What is being asked: All lines of the entries with "info" in them must be listed.

━━ Records supplied ━━

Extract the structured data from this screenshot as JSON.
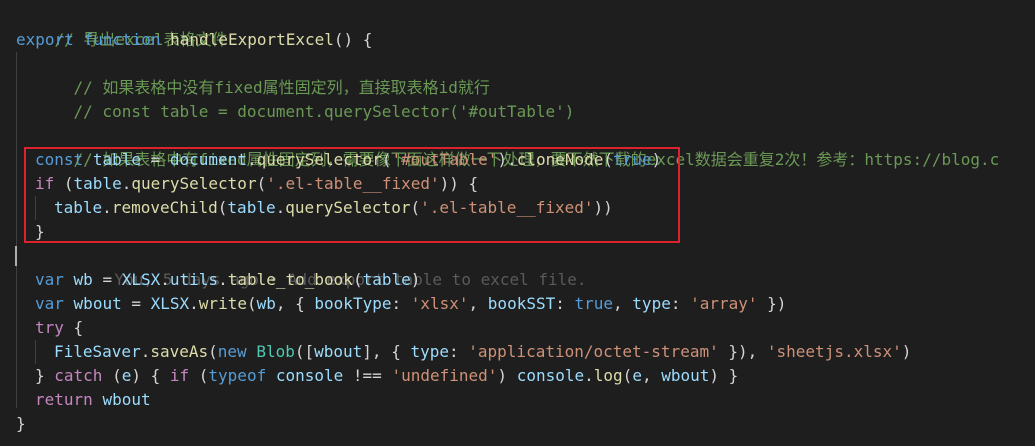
{
  "code": {
    "l1_comment": "// 导出excel表格文件",
    "l2_export": "export",
    "l2_function": "function",
    "l2_name": "handleExportExcel",
    "l2_rest": "() {",
    "l3_comment": "// 如果表格中没有fixed属性固定列，直接取表格id就行",
    "l4_comment": "// const table = document.querySelector('#outTable')",
    "l6_comment": "// 如果表格中有fixed属性固定列，需要像下面这样做一下处理，要不然下载的excel数据会重复2次！参考：https://blog.c",
    "l7_const": "const",
    "l7_table": "table",
    "l7_eq": " = ",
    "l7_document": "document",
    "l7_dot1": ".",
    "l7_qs": "querySelector",
    "l7_open": "(",
    "l7_str": "'#outTable'",
    "l7_close": ").",
    "l7_clone": "cloneNode",
    "l7_open2": "(",
    "l7_true": "true",
    "l7_close2": ")",
    "l8_if": "if",
    "l8_open": " (",
    "l8_table": "table",
    "l8_dot": ".",
    "l8_qs": "querySelector",
    "l8_p": "(",
    "l8_str": "'.el-table__fixed'",
    "l8_close": ")) {",
    "l9_table": "table",
    "l9_dot": ".",
    "l9_rc": "removeChild",
    "l9_p": "(",
    "l9_table2": "table",
    "l9_dot2": ".",
    "l9_qs": "querySelector",
    "l9_p2": "(",
    "l9_str": "'.el-table__fixed'",
    "l9_close": "))",
    "l10_brace": "}",
    "blame": "You, 5 days ago • Add export table to excel file.",
    "l12_var": "var",
    "l12_wb": "wb",
    "l12_eq": " = ",
    "l12_xlsx": "XLSX",
    "l12_dot": ".",
    "l12_utils": "utils",
    "l12_dot2": ".",
    "l12_fn": "table_to_book",
    "l12_p": "(",
    "l12_table": "table",
    "l12_close": ")",
    "l13_var": "var",
    "l13_wbout": "wbout",
    "l13_eq": " = ",
    "l13_xlsx": "XLSX",
    "l13_dot": ".",
    "l13_write": "write",
    "l13_p": "(",
    "l13_wb": "wb",
    "l13_comma": ", { ",
    "l13_booktype": "bookType",
    "l13_colon1": ": ",
    "l13_str1": "'xlsx'",
    "l13_c2": ", ",
    "l13_booksst": "bookSST",
    "l13_colon2": ": ",
    "l13_true": "true",
    "l13_c3": ", ",
    "l13_type": "type",
    "l13_colon3": ": ",
    "l13_str2": "'array'",
    "l13_end": " })",
    "l14_try": "try",
    "l14_brace": " {",
    "l15_fs": "FileSaver",
    "l15_dot": ".",
    "l15_saveas": "saveAs",
    "l15_p": "(",
    "l15_new": "new",
    "l15_sp": " ",
    "l15_blob": "Blob",
    "l15_p2": "([",
    "l15_wbout": "wbout",
    "l15_c": "], { ",
    "l15_type": "type",
    "l15_colon": ": ",
    "l15_str1": "'application/octet-stream'",
    "l15_c2": " }), ",
    "l15_str2": "'sheetjs.xlsx'",
    "l15_end": ")",
    "l16_brace": "} ",
    "l16_catch": "catch",
    "l16_p": " (",
    "l16_e": "e",
    "l16_p2": ") { ",
    "l16_if": "if",
    "l16_p3": " (",
    "l16_typeof": "typeof",
    "l16_sp": " ",
    "l16_console": "console",
    "l16_neq": " !== ",
    "l16_str": "'undefined'",
    "l16_p4": ") ",
    "l16_console2": "console",
    "l16_dot": ".",
    "l16_log": "log",
    "l16_p5": "(",
    "l16_e2": "e",
    "l16_comma": ", ",
    "l16_wbout": "wbout",
    "l16_end": ") }",
    "l17_return": "return",
    "l17_sp": " ",
    "l17_wbout": "wbout",
    "l18_brace": "}"
  }
}
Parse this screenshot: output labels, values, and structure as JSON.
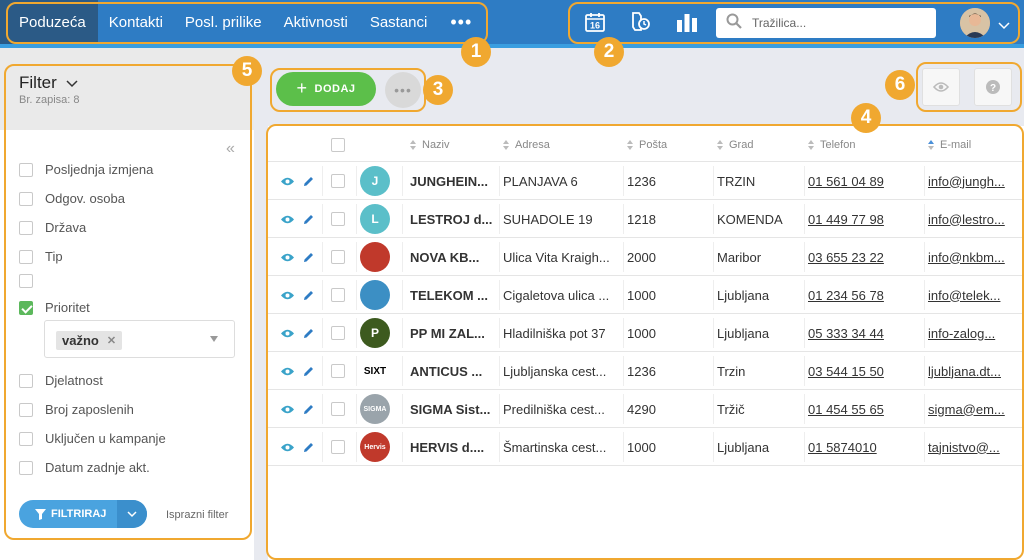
{
  "nav": {
    "items": [
      "Poduzeća",
      "Kontakti",
      "Posl. prilike",
      "Aktivnosti",
      "Sastanci"
    ],
    "more": "•••"
  },
  "toolbar": {
    "calendar_day": "16",
    "search_placeholder": "Tražilica..."
  },
  "callouts": [
    "1",
    "2",
    "3",
    "4",
    "5",
    "6"
  ],
  "sidebar": {
    "title": "Filter",
    "record_count": "Br. zapisa: 8",
    "items": [
      {
        "label": "Posljednja izmjena",
        "checked": false
      },
      {
        "label": "Odgov. osoba",
        "checked": false
      },
      {
        "label": "Država",
        "checked": false
      },
      {
        "label": "Tip",
        "checked": false
      },
      {
        "label": "",
        "checked": false
      },
      {
        "label": "Prioritet",
        "checked": true
      },
      {
        "label": "Djelatnost",
        "checked": false
      },
      {
        "label": "Broj zaposlenih",
        "checked": false
      },
      {
        "label": "Uključen u kampanje",
        "checked": false
      },
      {
        "label": "Datum zadnje akt.",
        "checked": false
      }
    ],
    "priority_tag": "važno",
    "filter_button": "FILTRIRAJ",
    "clear_filter": "Isprazni filter"
  },
  "actions": {
    "add_label": "DODAJ",
    "more": "•••"
  },
  "table": {
    "headers": [
      "Naziv",
      "Adresa",
      "Pošta",
      "Grad",
      "Telefon",
      "E-mail"
    ],
    "rows": [
      {
        "logo": "J",
        "logo_color": "#5bbfc9",
        "name": "JUNGHEIN...",
        "address": "PLANJAVA 6",
        "post": "1236",
        "city": "TRZIN",
        "phone": "01 561 04 89",
        "email": "info@jungh..."
      },
      {
        "logo": "L",
        "logo_color": "#5bbfc9",
        "name": "LESTROJ d...",
        "address": "SUHADOLE 19",
        "post": "1218",
        "city": "KOMENDA",
        "phone": "01 449 77 98",
        "email": "info@lestro..."
      },
      {
        "logo": "",
        "logo_color": "#c0392b",
        "name": "NOVA KB...",
        "address": "Ulica Vita Kraigh...",
        "post": "2000",
        "city": "Maribor",
        "phone": "03 655 23 22",
        "email": "info@nkbm..."
      },
      {
        "logo": "",
        "logo_color": "#3c8fc4",
        "name": "TELEKOM ...",
        "address": "Cigaletova ulica ...",
        "post": "1000",
        "city": "Ljubljana",
        "phone": "01 234 56 78",
        "email": "info@telek..."
      },
      {
        "logo": "P",
        "logo_color": "#3d5a1f",
        "name": "PP MI ZAL...",
        "address": "Hladilniška pot 37",
        "post": "1000",
        "city": "Ljubljana",
        "phone": "05 333 34 44",
        "email": "info-zalog..."
      },
      {
        "logo": "SIXT",
        "logo_color": "#ffffff",
        "name": "ANTICUS ...",
        "address": "Ljubljanska cest...",
        "post": "1236",
        "city": "Trzin",
        "phone": "03 544 15 50",
        "email": "ljubljana.dt..."
      },
      {
        "logo": "SIGMA",
        "logo_color": "#9aa4ab",
        "name": "SIGMA Sist...",
        "address": "Predilniška cest...",
        "post": "4290",
        "city": "Tržič",
        "phone": "01 454 55 65",
        "email": "sigma@em..."
      },
      {
        "logo": "Hervis",
        "logo_color": "#c0392b",
        "name": "HERVIS d....",
        "address": "Šmartinska cest...",
        "post": "1000",
        "city": "Ljubljana",
        "phone": "01 5874010",
        "email": "tajnistvo@..."
      }
    ]
  },
  "colors": {
    "topbar": "#2e7cc4",
    "nav_active": "#2b5a86",
    "callout": "#f0a830",
    "add_button": "#5cbf4a",
    "filter_button": "#4aa3df",
    "action_icon": "#3aa3c9"
  }
}
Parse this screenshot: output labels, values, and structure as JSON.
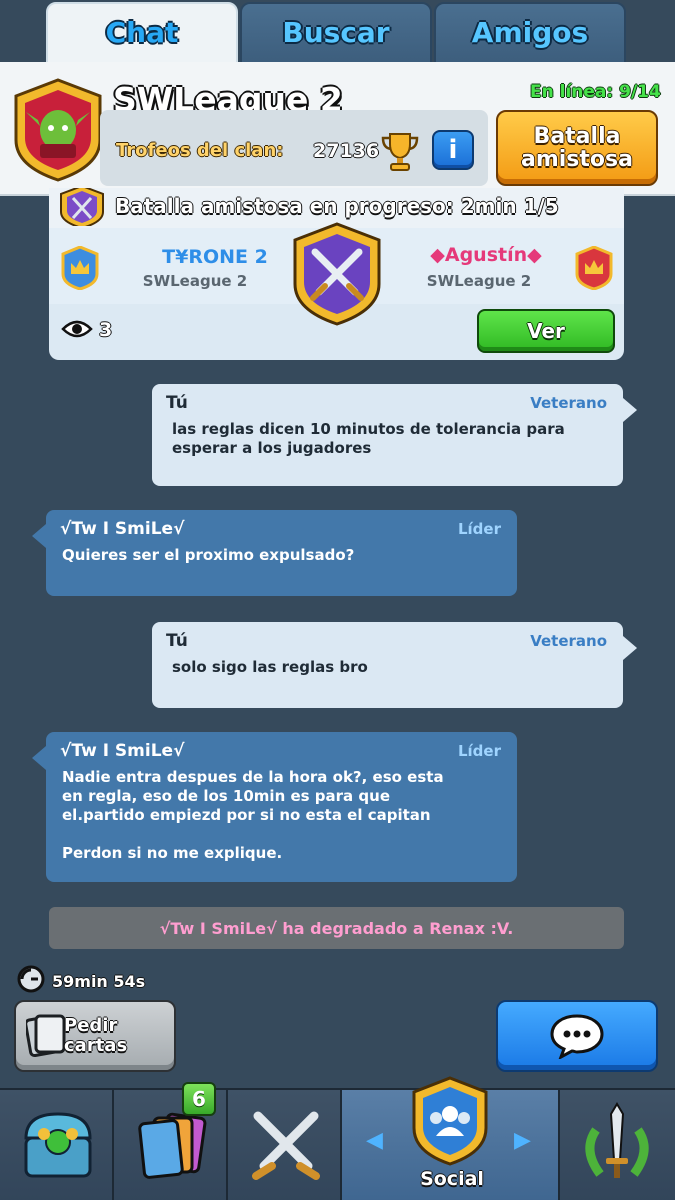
{
  "tabs": [
    {
      "label": "Chat",
      "active": true
    },
    {
      "label": "Buscar",
      "active": false
    },
    {
      "label": "Amigos",
      "active": false
    }
  ],
  "clan": {
    "name": "SWLeague 2",
    "online": "En línea: 9/14",
    "trophies_label": "Trofeos del clan:",
    "trophies_value": "27136",
    "friendly_battle_line1": "Batalla",
    "friendly_battle_line2": "amistosa"
  },
  "battle": {
    "status": "Batalla amistosa en progreso: 2min 1/5",
    "player1": {
      "name": "T¥RONE 2",
      "clan": "SWLeague 2"
    },
    "player2": {
      "name": "◆Agustín◆",
      "clan": "SWLeague 2"
    },
    "spectators": "3",
    "watch_label": "Ver"
  },
  "messages": [
    {
      "sender": "Tú",
      "role": "Veterano",
      "text": "las reglas dicen 10 minutos de tolerancia para\nesperar a los jugadores",
      "mine": true
    },
    {
      "sender": "√Tw I SmiLe√",
      "role": "Líder",
      "text": "Quieres ser el proximo expulsado?",
      "mine": false
    },
    {
      "sender": "Tú",
      "role": "Veterano",
      "text": "solo sigo las reglas bro",
      "mine": true
    },
    {
      "sender": "√Tw I SmiLe√",
      "role": "Líder",
      "text": "Nadie entra despues de la hora ok?, eso esta\nen regla, eso de los 10min es para que\nel.partido empiezd por si no esta el capitan\n\nPerdon si no me explique.",
      "mine": false
    }
  ],
  "system_notice": "√Tw I SmiLe√ ha degradado a Renax :V.",
  "timer": "59min 54s",
  "request_cards_line1": "Pedir",
  "request_cards_line2": "cartas",
  "nav": {
    "cards_badge": "6",
    "social_label": "Social"
  },
  "colors": {
    "background": "#364a5c",
    "accent_blue": "#27a8f5",
    "online_green": "#46e24a",
    "leader_bubble": "#4378aa",
    "own_bubble": "#dbe8f3"
  }
}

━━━

Exercise answer:
        "email": "info@jungh..."
        "email": "info@lestro..."
        "email": "info@nkbm..."
        "email": "info@telek..."
        "email": "info-zalog..."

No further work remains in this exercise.